Potatoes and the nutritional ecology of crested porcupines in a desert biome. Academic Article uri icon

abstract

  • (1) Indian crested porcupines (Hystrix indica Kerr) in the Negev desert highlands of southern Israel forage on cultivated potatoes. Here potato tubers as porcupine food are assessed and the impact of potato cultivation on the ecological status of desert porcupines is considered. (2) Captive porcupines ate potato tubers at a rate of 0.9 ± 0.2 g per bite; and fasted animals consumed 530 ± 37 g in the first 45 min of feeding and 148 ± 42 g h-1 thereafter. New tubers had water contents of 83.9 ± 1.9% and energy values of 15.4 ± 1.6 kJ g-1 dry matter. (3) Owing to bulk food processing constraints, porcupines are unlikely to maintain energy balance on potatoes alone; but such a diet would meet the animals' water requirements. (4) Potato cultivation supplements natural food and water, and thus is a major enhancement of desert habitats. Year-round porcupine carrying capacity may have increased two-fold within 3 km of potato fields. (5) As adaptable, generalist herbivores, porcupines will rapidly exploit cultivation in desert areas and become agricultural pests.
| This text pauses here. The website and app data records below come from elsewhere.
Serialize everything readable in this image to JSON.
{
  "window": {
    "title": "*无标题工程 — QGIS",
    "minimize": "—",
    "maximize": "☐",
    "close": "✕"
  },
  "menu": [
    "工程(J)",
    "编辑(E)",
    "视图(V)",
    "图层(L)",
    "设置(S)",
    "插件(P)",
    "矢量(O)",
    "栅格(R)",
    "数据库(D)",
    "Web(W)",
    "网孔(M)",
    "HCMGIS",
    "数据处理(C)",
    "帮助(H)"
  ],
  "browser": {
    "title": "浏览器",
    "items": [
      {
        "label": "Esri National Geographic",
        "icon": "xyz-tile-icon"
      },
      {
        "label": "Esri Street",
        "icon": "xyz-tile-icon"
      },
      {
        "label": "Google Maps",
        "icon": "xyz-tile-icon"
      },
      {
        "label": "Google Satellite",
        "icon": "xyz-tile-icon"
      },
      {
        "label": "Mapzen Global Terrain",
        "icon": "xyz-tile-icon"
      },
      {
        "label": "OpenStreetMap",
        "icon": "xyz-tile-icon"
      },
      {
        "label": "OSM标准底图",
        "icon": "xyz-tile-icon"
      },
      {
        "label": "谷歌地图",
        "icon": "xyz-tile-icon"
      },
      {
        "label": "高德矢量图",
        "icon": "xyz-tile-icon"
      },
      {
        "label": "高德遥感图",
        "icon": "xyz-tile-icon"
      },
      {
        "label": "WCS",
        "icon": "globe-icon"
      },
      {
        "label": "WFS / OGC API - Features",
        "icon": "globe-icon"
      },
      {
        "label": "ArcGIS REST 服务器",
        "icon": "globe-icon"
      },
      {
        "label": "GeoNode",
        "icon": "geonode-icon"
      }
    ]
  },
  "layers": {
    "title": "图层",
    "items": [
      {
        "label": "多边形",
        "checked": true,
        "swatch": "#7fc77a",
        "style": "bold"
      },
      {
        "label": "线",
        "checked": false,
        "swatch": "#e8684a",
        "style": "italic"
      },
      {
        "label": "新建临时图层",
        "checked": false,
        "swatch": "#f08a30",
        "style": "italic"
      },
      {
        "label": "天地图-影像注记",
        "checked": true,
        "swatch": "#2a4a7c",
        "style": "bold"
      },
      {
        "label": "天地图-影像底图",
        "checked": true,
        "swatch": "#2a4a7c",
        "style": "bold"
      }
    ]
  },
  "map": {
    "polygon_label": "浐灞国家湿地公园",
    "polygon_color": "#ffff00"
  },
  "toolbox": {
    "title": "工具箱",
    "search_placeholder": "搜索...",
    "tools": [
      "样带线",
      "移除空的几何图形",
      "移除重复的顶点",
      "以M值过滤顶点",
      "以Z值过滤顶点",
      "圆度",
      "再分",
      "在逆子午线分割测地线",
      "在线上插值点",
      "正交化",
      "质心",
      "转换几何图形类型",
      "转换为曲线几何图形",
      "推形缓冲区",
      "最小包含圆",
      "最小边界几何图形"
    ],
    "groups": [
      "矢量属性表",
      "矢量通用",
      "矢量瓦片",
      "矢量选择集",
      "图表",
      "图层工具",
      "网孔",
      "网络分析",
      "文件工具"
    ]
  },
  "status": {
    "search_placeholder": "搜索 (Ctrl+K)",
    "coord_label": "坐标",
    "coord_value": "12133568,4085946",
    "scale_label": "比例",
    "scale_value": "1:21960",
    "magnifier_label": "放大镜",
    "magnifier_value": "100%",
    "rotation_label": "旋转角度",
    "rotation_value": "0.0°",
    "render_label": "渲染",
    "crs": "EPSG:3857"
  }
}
Several approaches for minimizing porcupine-agriculture conflicts are considered.

publication date

  • January 1, 1985